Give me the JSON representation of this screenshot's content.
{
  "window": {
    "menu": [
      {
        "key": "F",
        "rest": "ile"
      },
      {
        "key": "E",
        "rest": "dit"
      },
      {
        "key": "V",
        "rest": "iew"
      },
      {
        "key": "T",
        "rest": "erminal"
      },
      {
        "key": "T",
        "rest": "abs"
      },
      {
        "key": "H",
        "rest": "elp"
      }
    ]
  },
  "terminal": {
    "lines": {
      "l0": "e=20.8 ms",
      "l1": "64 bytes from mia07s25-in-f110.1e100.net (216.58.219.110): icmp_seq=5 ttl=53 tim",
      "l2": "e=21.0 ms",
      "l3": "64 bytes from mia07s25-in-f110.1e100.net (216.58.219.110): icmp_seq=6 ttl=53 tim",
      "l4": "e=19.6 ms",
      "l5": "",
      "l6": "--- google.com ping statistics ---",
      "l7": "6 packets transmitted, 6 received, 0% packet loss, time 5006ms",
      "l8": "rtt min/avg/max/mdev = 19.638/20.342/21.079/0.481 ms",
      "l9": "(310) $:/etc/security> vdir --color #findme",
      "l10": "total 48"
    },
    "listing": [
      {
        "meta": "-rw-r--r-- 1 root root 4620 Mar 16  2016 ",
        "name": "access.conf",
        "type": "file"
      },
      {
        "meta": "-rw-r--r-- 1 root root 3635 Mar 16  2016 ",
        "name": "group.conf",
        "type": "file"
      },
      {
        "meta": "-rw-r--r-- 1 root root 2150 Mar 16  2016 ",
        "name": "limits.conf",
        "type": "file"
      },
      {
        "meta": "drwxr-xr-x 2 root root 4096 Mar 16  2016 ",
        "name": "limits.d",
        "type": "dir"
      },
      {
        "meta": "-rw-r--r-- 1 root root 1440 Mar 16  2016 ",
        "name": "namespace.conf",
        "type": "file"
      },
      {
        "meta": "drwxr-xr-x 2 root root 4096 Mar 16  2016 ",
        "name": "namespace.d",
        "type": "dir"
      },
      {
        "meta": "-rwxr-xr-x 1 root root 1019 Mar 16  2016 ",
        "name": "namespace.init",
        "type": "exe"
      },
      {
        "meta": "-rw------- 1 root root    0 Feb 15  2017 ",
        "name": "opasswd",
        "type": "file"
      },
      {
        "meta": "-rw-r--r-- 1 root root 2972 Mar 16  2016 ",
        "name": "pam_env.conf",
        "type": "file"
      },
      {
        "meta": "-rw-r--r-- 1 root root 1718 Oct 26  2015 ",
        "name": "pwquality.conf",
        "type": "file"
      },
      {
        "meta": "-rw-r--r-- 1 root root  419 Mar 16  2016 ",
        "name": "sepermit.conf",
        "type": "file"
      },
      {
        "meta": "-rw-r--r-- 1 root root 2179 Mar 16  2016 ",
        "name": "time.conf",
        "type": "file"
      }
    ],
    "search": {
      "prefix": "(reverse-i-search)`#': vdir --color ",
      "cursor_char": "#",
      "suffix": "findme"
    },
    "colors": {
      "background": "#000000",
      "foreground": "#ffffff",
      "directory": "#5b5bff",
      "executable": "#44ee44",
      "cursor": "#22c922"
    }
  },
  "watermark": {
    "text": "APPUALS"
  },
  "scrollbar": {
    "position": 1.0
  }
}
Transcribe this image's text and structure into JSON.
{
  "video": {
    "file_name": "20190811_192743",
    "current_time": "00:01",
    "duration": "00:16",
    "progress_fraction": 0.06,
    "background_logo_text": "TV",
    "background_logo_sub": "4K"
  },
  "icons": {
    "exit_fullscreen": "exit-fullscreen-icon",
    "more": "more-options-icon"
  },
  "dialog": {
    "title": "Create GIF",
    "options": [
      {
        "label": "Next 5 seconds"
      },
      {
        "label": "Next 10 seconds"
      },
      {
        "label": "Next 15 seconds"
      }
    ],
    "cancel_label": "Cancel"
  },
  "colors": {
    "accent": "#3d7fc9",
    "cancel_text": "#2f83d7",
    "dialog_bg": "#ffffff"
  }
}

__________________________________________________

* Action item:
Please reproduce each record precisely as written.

* Solution:
Give me the JSON representation of this screenshot's content.
{
  "window": {
    "menu": [
      {
        "key": "F",
        "rest": "ile"
      },
      {
        "key": "E",
        "rest": "dit"
      },
      {
        "key": "V",
        "rest": "iew"
      },
      {
        "key": "T",
        "rest": "erminal"
      },
      {
        "key": "T",
        "rest": "abs"
      },
      {
        "key": "H",
        "rest": "elp"
      }
    ]
  },
  "terminal": {
    "lines": {
      "l0": "e=20.8 ms",
      "l1": "64 bytes from mia07s25-in-f110.1e100.net (216.58.219.110): icmp_seq=5 ttl=53 tim",
      "l2": "e=21.0 ms",
      "l3": "64 bytes from mia07s25-in-f110.1e100.net (216.58.219.110): icmp_seq=6 ttl=53 tim",
      "l4": "e=19.6 ms",
      "l5": "",
      "l6": "--- google.com ping statistics ---",
      "l7": "6 packets transmitted, 6 received, 0% packet loss, time 5006ms",
      "l8": "rtt min/avg/max/mdev = 19.638/20.342/21.079/0.481 ms",
      "l9": "(310) $:/etc/security> vdir --color #findme",
      "l10": "total 48"
    },
    "listing": [
      {
        "meta": "-rw-r--r-- 1 root root 4620 Mar 16  2016 ",
        "name": "access.conf",
        "type": "file"
      },
      {
        "meta": "-rw-r--r-- 1 root root 3635 Mar 16  2016 ",
        "name": "group.conf",
        "type": "file"
      },
      {
        "meta": "-rw-r--r-- 1 root root 2150 Mar 16  2016 ",
        "name": "limits.conf",
        "type": "file"
      },
      {
        "meta": "drwxr-xr-x 2 root root 4096 Mar 16  2016 ",
        "name": "limits.d",
        "type": "dir"
      },
      {
        "meta": "-rw-r--r-- 1 root root 1440 Mar 16  2016 ",
        "name": "namespace.conf",
        "type": "file"
      },
      {
        "meta": "drwxr-xr-x 2 root root 4096 Mar 16  2016 ",
        "name": "namespace.d",
        "type": "dir"
      },
      {
        "meta": "-rwxr-xr-x 1 root root 1019 Mar 16  2016 ",
        "name": "namespace.init",
        "type": "exe"
      },
      {
        "meta": "-rw------- 1 root root    0 Feb 15  2017 ",
        "name": "opasswd",
        "type": "file"
      },
      {
        "meta": "-rw-r--r-- 1 root root 2972 Mar 16  2016 ",
        "name": "pam_env.conf",
        "type": "file"
      },
      {
        "meta": "-rw-r--r-- 1 root root 1718 Oct 26  2015 ",
        "name": "pwquality.conf",
        "type": "file"
      },
      {
        "meta": "-rw-r--r-- 1 root root  419 Mar 16  2016 ",
        "name": "sepermit.conf",
        "type": "file"
      },
      {
        "meta": "-rw-r--r-- 1 root root 2179 Mar 16  2016 ",
        "name": "time.conf",
        "type": "file"
      }
    ],
    "search": {
      "prefix": "(reverse-i-search)`#': vdir --color ",
      "cursor_char": "#",
      "suffix": "findme"
    },
    "colors": {
      "background": "#000000",
      "foreground": "#ffffff",
      "directory": "#5b5bff",
      "executable": "#44ee44",
      "cursor": "#22c922"
    }
  },
  "watermark": {
    "text": "APPUALS"
  },
  "scrollbar": {
    "position": 1.0
  }
}
Transcribe this image's text and structure into JSON.
{
  "video": {
    "file_name": "20190811_192743",
    "current_time": "00:01",
    "duration": "00:16",
    "progress_fraction": 0.06,
    "background_logo_text": "TV",
    "background_logo_sub": "4K"
  },
  "icons": {
    "exit_fullscreen": "exit-fullscreen-icon",
    "more": "more-options-icon"
  },
  "dialog": {
    "title": "Create GIF",
    "options": [
      {
        "label": "Next 5 seconds"
      },
      {
        "label": "Next 10 seconds"
      },
      {
        "label": "Next 15 seconds"
      }
    ],
    "cancel_label": "Cancel"
  },
  "colors": {
    "accent": "#3d7fc9",
    "cancel_text": "#2f83d7",
    "dialog_bg": "#ffffff"
  }
}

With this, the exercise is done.